Dataset rows describing interfaces:
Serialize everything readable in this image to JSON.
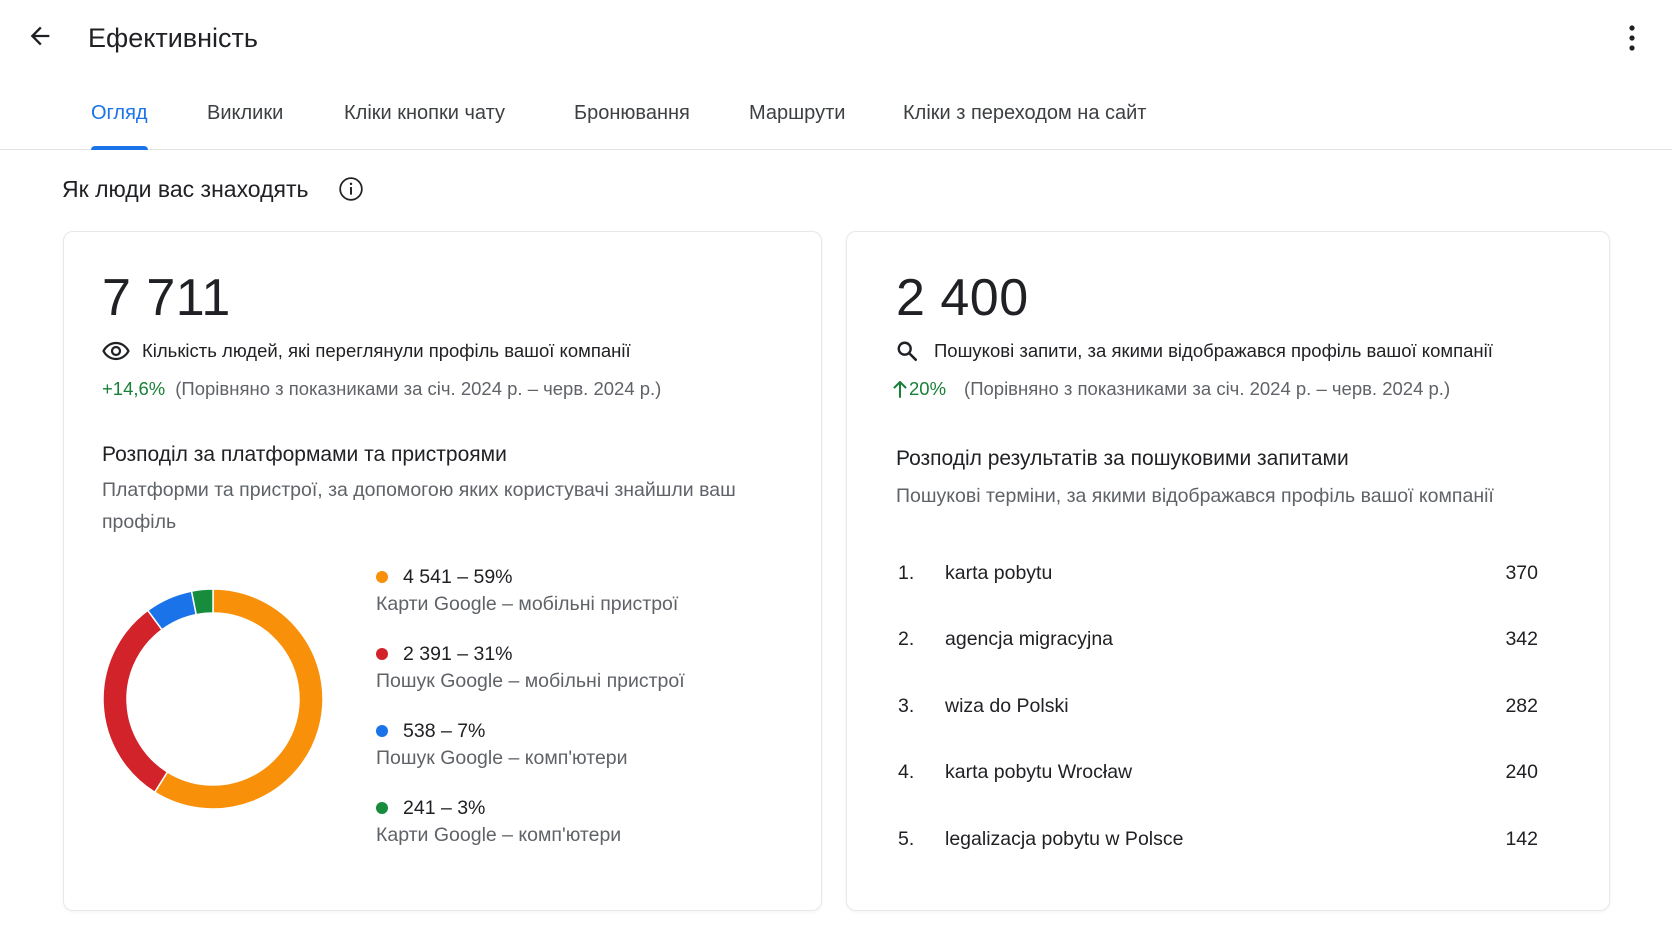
{
  "header": {
    "title": "Ефективність",
    "back_icon": "arrow-back-icon",
    "more_icon": "more-vert-icon"
  },
  "tabs": [
    {
      "label": "Огляд",
      "active": true
    },
    {
      "label": "Виклики",
      "active": false
    },
    {
      "label": "Кліки кнопки чату",
      "active": false
    },
    {
      "label": "Бронювання",
      "active": false
    },
    {
      "label": "Маршрути",
      "active": false
    },
    {
      "label": "Кліки з переходом на сайт",
      "active": false
    }
  ],
  "section": {
    "title": "Як люди вас знаходять",
    "info_icon": "info-icon"
  },
  "profile_views": {
    "total": "7 711",
    "label": "Кількість людей, які переглянули профіль вашої компанії",
    "icon": "eye-icon",
    "delta": "+14,6%",
    "comparison": "(Порівняно з показниками за січ. 2024 р. – черв. 2024 р.)",
    "breakdown_title": "Розподіл за платформами та пристроями",
    "breakdown_desc": "Платформи та пристрої, за допомогою яких користувачі знайшли ваш профіль"
  },
  "searches": {
    "total": "2 400",
    "label": "Пошукові запити, за якими відображався профіль вашої компанії",
    "icon": "search-icon",
    "delta": "20%",
    "delta_icon": "arrow-up-icon",
    "comparison": "(Порівняно з показниками за січ. 2024 р. – черв. 2024 р.)",
    "breakdown_title": "Розподіл результатів за пошуковими запитами",
    "breakdown_desc": "Пошукові терміни, за якими відображався профіль вашої компанії",
    "queries": [
      {
        "rank": "1.",
        "term": "karta pobytu",
        "count": "370"
      },
      {
        "rank": "2.",
        "term": "agencja migracyjna",
        "count": "342"
      },
      {
        "rank": "3.",
        "term": "wiza do Polski",
        "count": "282"
      },
      {
        "rank": "4.",
        "term": "karta pobytu Wrocław",
        "count": "240"
      },
      {
        "rank": "5.",
        "term": "legalizacja pobytu w Polsce",
        "count": "142"
      }
    ]
  },
  "chart_data": {
    "type": "pie",
    "categories": [
      "Карти Google – мобільні пристрої",
      "Пошук Google – мобільні пристрої",
      "Пошук Google – комп'ютери",
      "Карти Google – комп'ютери"
    ],
    "values": [
      4541,
      2391,
      538,
      241
    ],
    "value_labels": [
      "4 541 – 59%",
      "2 391 – 31%",
      "538 – 7%",
      "241 – 3%"
    ],
    "colors": [
      "#f9900a",
      "#d3232a",
      "#1a73e8",
      "#168c3c"
    ]
  }
}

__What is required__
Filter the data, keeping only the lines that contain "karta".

__Task output__
        "term": "karta pobytu",
        "term": "karta pobytu Wrocław",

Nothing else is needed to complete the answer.